Paul reminds us in 2 Corinthians 9:12 that generous giving will not only meet the needs of God’s people (how many of you think that it is a good idea for your Rector and family to have food on their table and a roof over their heads?), but it will cause overflow of thanksgiving to God. Generosity comes from thanksgiving and releases more thanksgiving. By your generosity, others will praise God for your financial obedience and your liberal sharing (haploteti) with others. It is worth noting that the only time that the bible encourages us to be liberal as Christians is financially, not doctrinally or morally.
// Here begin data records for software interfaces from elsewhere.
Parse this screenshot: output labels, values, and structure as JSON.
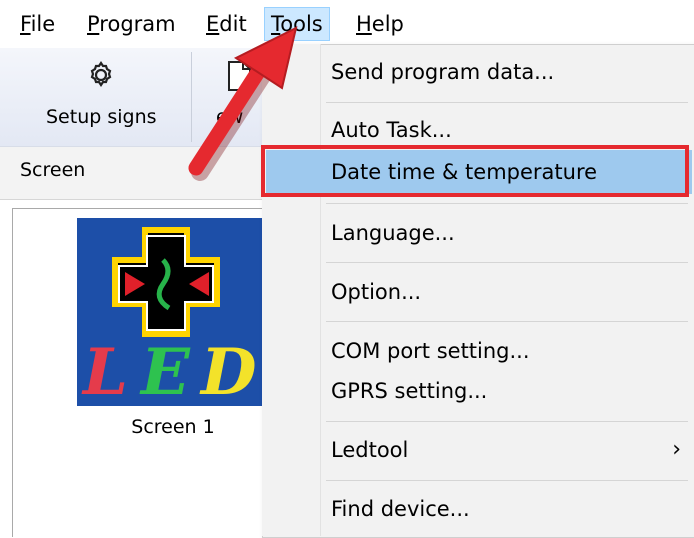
{
  "menubar": {
    "items": [
      {
        "label": "File",
        "mnemonic": "F",
        "rest": "ile"
      },
      {
        "label": "Program",
        "mnemonic": "P",
        "rest": "rogram"
      },
      {
        "label": "Edit",
        "mnemonic": "E",
        "rest": "dit"
      },
      {
        "label": "Tools",
        "mnemonic": "T",
        "rest": "ools"
      },
      {
        "label": "Help",
        "mnemonic": "H",
        "rest": "elp"
      }
    ],
    "active": "Tools"
  },
  "toolbar": {
    "setup_signs_label": "Setup signs",
    "new_label_partial": "ew"
  },
  "screenbar": {
    "label": "Screen"
  },
  "screens": [
    {
      "caption": "Screen 1",
      "thumbnail_text": "LED"
    }
  ],
  "tools_menu": {
    "items": [
      {
        "label": "Send program data..."
      },
      {
        "label": "Auto Task..."
      },
      {
        "label": "Date time & temperature",
        "highlighted": true
      },
      {
        "label": "Language..."
      },
      {
        "label": "Option..."
      },
      {
        "label": "COM port setting..."
      },
      {
        "label": "GPRS setting..."
      },
      {
        "label": "Ledtool",
        "submenu_indicator": "›"
      },
      {
        "label": "Find device..."
      }
    ]
  },
  "colors": {
    "highlight": "#9ec9ee",
    "annotation_red": "#e5292f",
    "thumbnail_bg": "#1d4fa8"
  }
}
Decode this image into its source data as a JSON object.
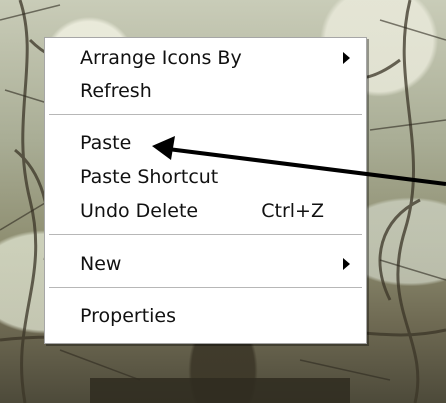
{
  "context_menu": {
    "items": [
      {
        "label": "Arrange Icons By",
        "shortcut": "",
        "has_submenu": true
      },
      {
        "label": "Refresh",
        "shortcut": "",
        "has_submenu": false
      },
      {
        "label": "Paste",
        "shortcut": "",
        "has_submenu": false
      },
      {
        "label": "Paste Shortcut",
        "shortcut": "",
        "has_submenu": false
      },
      {
        "label": "Undo Delete",
        "shortcut": "Ctrl+Z",
        "has_submenu": false
      },
      {
        "label": "New",
        "shortcut": "",
        "has_submenu": true
      },
      {
        "label": "Properties",
        "shortcut": "",
        "has_submenu": false
      }
    ]
  },
  "annotation": {
    "arrow_color": "#000000",
    "target_item": "Paste"
  },
  "icons": {
    "submenu": "chevron-right-icon",
    "annotation": "pointer-arrow-icon"
  }
}
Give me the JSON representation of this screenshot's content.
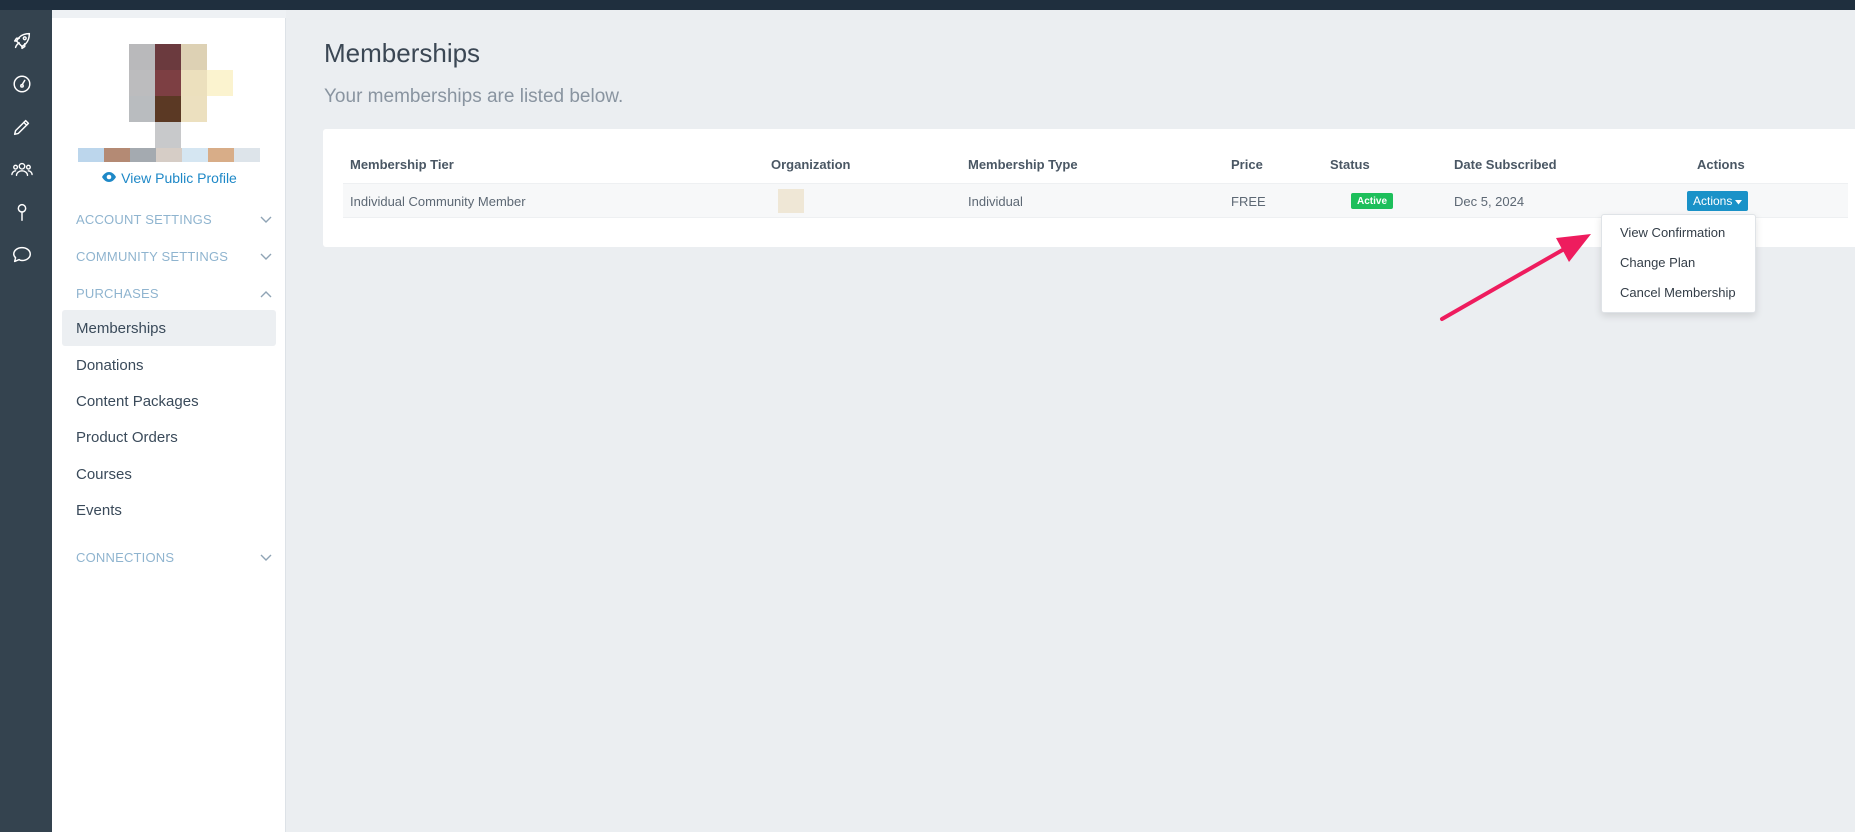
{
  "colors": {
    "topbar": "#1f2f3e",
    "rail": "#34434f",
    "accent": "#1a92c8",
    "link": "#1e88c7",
    "active_badge": "#1dbf5b",
    "annotation_arrow": "#ee1c5e"
  },
  "rail": {
    "icons": [
      "rocket-icon",
      "dashboard-icon",
      "pencil-icon",
      "users-icon",
      "map-pin-icon",
      "chat-icon"
    ]
  },
  "sidebar": {
    "public_profile_link": "View Public Profile",
    "sections": [
      {
        "label": "ACCOUNT SETTINGS",
        "expanded": false
      },
      {
        "label": "COMMUNITY SETTINGS",
        "expanded": false
      },
      {
        "label": "PURCHASES",
        "expanded": true
      },
      {
        "label": "CONNECTIONS",
        "expanded": false
      }
    ],
    "purchases_items": [
      {
        "label": "Memberships",
        "active": true
      },
      {
        "label": "Donations"
      },
      {
        "label": "Content Packages"
      },
      {
        "label": "Product Orders"
      },
      {
        "label": "Courses"
      },
      {
        "label": "Events"
      }
    ]
  },
  "main": {
    "title": "Memberships",
    "subtitle": "Your memberships are listed below.",
    "table": {
      "headers": [
        "Membership Tier",
        "Organization",
        "Membership Type",
        "Price",
        "Status",
        "Date Subscribed",
        "Actions"
      ],
      "rows": [
        {
          "tier": "Individual Community Member",
          "type": "Individual",
          "price": "FREE",
          "status": "Active",
          "date": "Dec 5, 2024",
          "actions_label": "Actions"
        }
      ]
    },
    "actions_menu": [
      "View Confirmation",
      "Change Plan",
      "Cancel Membership"
    ]
  }
}
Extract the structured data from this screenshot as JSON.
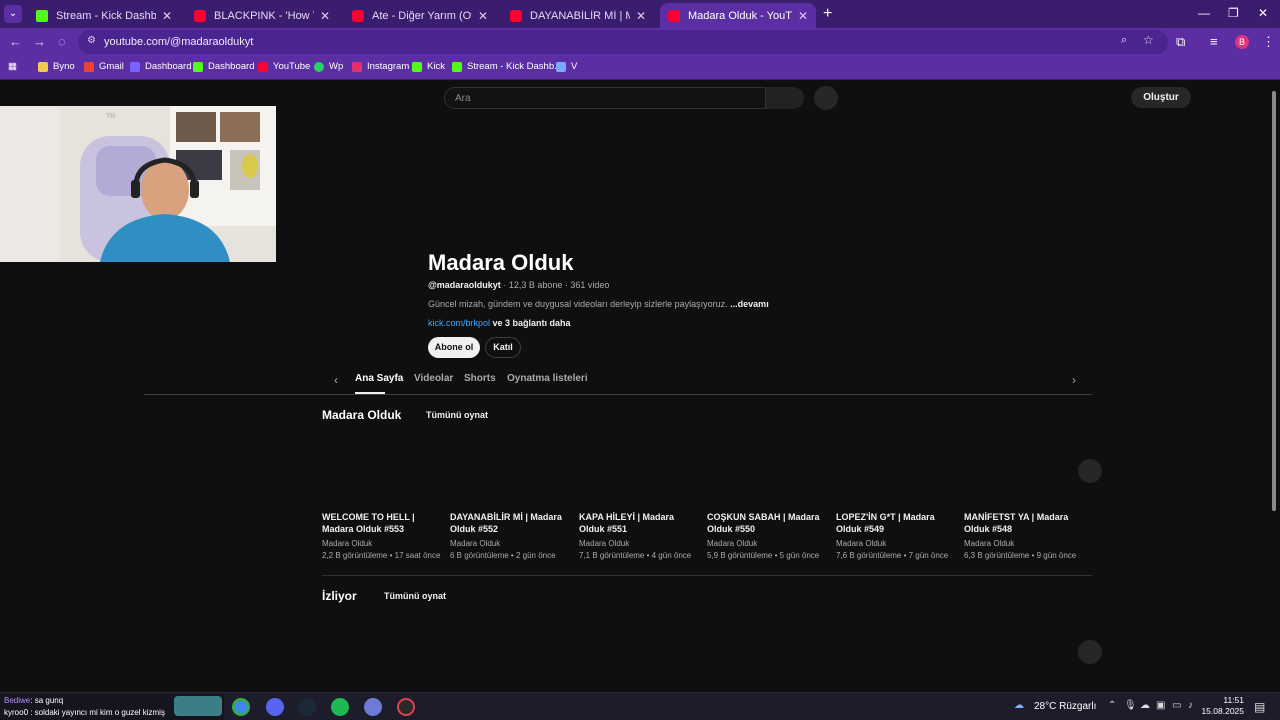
{
  "browser": {
    "tabs": [
      {
        "title": "Stream - Kick Dashboard",
        "icon": "kick-icon"
      },
      {
        "title": "BLACKPINK - 'How You Like That'",
        "icon": "youtube-icon"
      },
      {
        "title": "Ate - Diğer Yarım (Official Video)",
        "icon": "youtube-icon"
      },
      {
        "title": "DAYANABİLİR Mİ | Madara Olduk",
        "icon": "youtube-icon"
      },
      {
        "title": "Madara Olduk - YouTube",
        "icon": "youtube-icon",
        "active": true
      }
    ],
    "url": "youtube.com/@madaraoldukyt",
    "profile_initial": "B",
    "bookmarks": [
      {
        "label": "Byno",
        "color": "#f2c94c"
      },
      {
        "label": "Gmail",
        "color": "#ea4335"
      },
      {
        "label": "Dashboard",
        "color": "#7b61ff"
      },
      {
        "label": "Dashboard",
        "color": "#53fc18"
      },
      {
        "label": "YouTube",
        "color": "#ff0033"
      },
      {
        "label": "Wp",
        "color": "#25d366"
      },
      {
        "label": "Instagram",
        "color": "#e1306c"
      },
      {
        "label": "Kick",
        "color": "#53fc18"
      },
      {
        "label": "Stream - Kick Dashb...",
        "color": "#53fc18"
      },
      {
        "label": "V",
        "color": "#7aa7ff"
      }
    ]
  },
  "youtube": {
    "search_placeholder": "Ara",
    "create_label": "Oluştur",
    "webcam_badge": "TR",
    "channel": {
      "name": "Madara Olduk",
      "handle": "@madaraoldukyt",
      "stats": "· 12,3 B abone · 361 video",
      "description": "Güncel mizah, gündem ve duygusal videoları derleyip sizlerle paylaşıyoruz.",
      "more": "...devamı",
      "link": "kick.com/brkpol",
      "link_more": "ve 3 bağlantı daha",
      "subscribe": "Abone ol",
      "join": "Katıl"
    },
    "channel_tabs": [
      "Ana Sayfa",
      "Videolar",
      "Shorts",
      "Oynatma listeleri"
    ],
    "sections": [
      {
        "title": "Madara Olduk",
        "play_all": "Tümünü oynat"
      },
      {
        "title": "İzliyor",
        "play_all": "Tümünü oynat"
      }
    ],
    "videos": [
      {
        "title": "WELCOME TO HELL | Madara Olduk #553",
        "channel": "Madara Olduk",
        "meta": "2,2 B görüntüleme • 17 saat önce"
      },
      {
        "title": "DAYANABİLİR Mİ | Madara Olduk #552",
        "channel": "Madara Olduk",
        "meta": "6 B görüntüleme • 2 gün önce"
      },
      {
        "title": "KAPA HİLEYİ | Madara Olduk #551",
        "channel": "Madara Olduk",
        "meta": "7,1 B görüntüleme • 4 gün önce"
      },
      {
        "title": "COŞKUN SABAH | Madara Olduk #550",
        "channel": "Madara Olduk",
        "meta": "5,9 B görüntüleme • 5 gün önce"
      },
      {
        "title": "LOPEZ'İN G*T | Madara Olduk #549",
        "channel": "Madara Olduk",
        "meta": "7,6 B görüntüleme • 7 gün önce"
      },
      {
        "title": "MANİFETST YA | Madara Olduk #548",
        "channel": "Madara Olduk",
        "meta": "6,3 B görüntüleme • 9 gün önce"
      }
    ]
  },
  "taskbar": {
    "chat_user": "Bediwe",
    "chat_msg": ": sa gunq",
    "chat_line2": "kyroo0 : soldaki yayıncı mi kim o guzel kizmiş",
    "weather": "28°C  Rüzgarlı",
    "time": "11:51",
    "date": "15.08.2025"
  }
}
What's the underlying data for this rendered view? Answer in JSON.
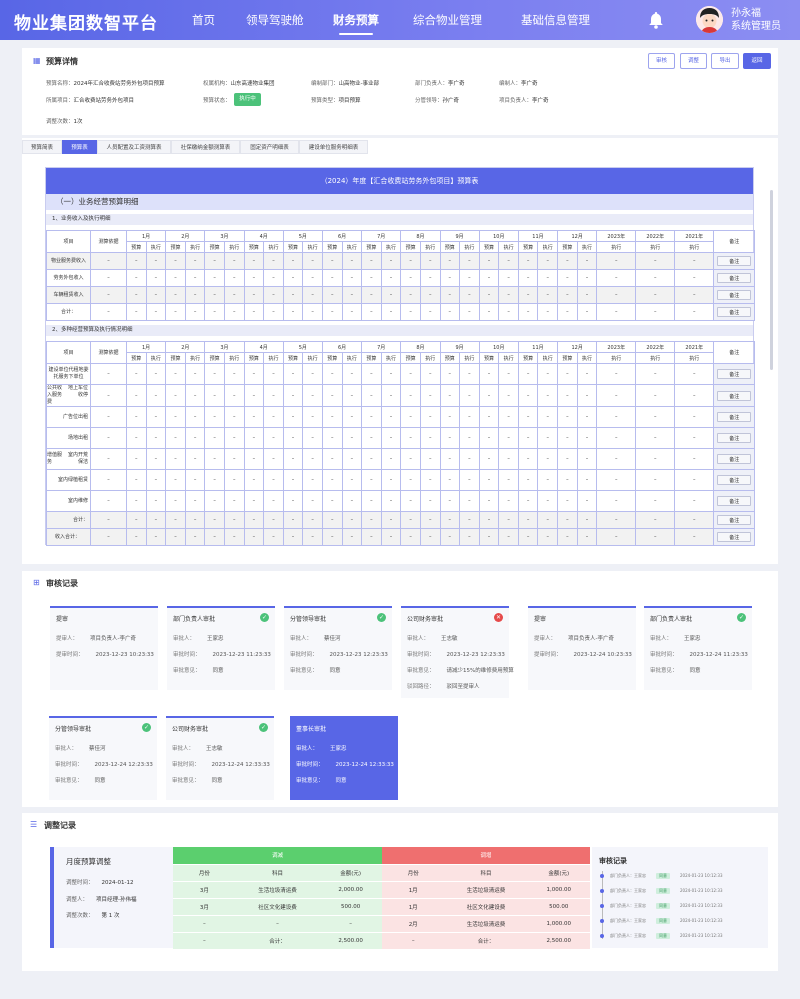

Each year before our annual Pledge Sunday, we have a twenty-four hour Stewardship Prayer Vigil organized by Elsbeth Turner, who is also organizing our 22nd Annual Renewal Mission on March 20th-22nd with Doc Loomis and William Beasley. This November we had 52 people commit to praying for an hour, the largest response in our St. Simon’s NV history. Prayer and financial stewardship are inseparably linked (2 Cor 9:14). It is vital that we never ask anyone to do anything important that you don’t ask them to first pray about, whether it is time, talent or treasure. As we seek the Lord in prayer about what we need to give, God will speak to us and soften our hearts.
2 Cor 9:7 says that each person should give what he has determined in his heart to give. The heart is the heart of the matter. The key words are: “Not RELUCTANTLY or UNDER COMPULSION”. God loves a cheerful giver. Biblical stewardship says no to arm-twisting, motivating through panic appeals or guilt.
Canon Doc Loomis has been such a blessing to All Saints Community Church a few weeks ago, challenging people to give it all to Jesus. That is one of Doc’s favourite themes. As a young preacher, Doc was preaching a three point sermon. The first point was ‘give it all to Jesus’. While Doc was passionately preaching, a woman jumped up and said “I’ll give it all to Jesus. My hat for Jesus” as she threw her hat up by the pulpit and sat down. Doc’s second point was ‘give it all to Jesus’. Once again the woman jumped up and said ‘I’ll give it all to Jesus’, throwing her coat up by the front pew before sitting down. Doc’s third point was ‘give it all to Jesus’. Suddenly the same woman jumped up again, but Doc was quick on his feet, saying “Madam, your purse next”. She said down and said to the man next to her: “Doc quenched the Spirit”. It is funny how many people think that you have quenched the Spirit when you mention finances.
Let me tell you clearly. All Saints Community Church does not need your money. God is quite capable of looking after All Saints without you. But God does love a cheerful, hilarious giver. God is inviting you to be generous at All Saints so that you can grow spiritually and become more Christ like. How many of you would like to decide today to be a generous giver? How many of you want to be a generous cheerful giver? How many of you are willing today to trust God with a tithe in the coming year 2009? Thanks be to God for his indescribable gift.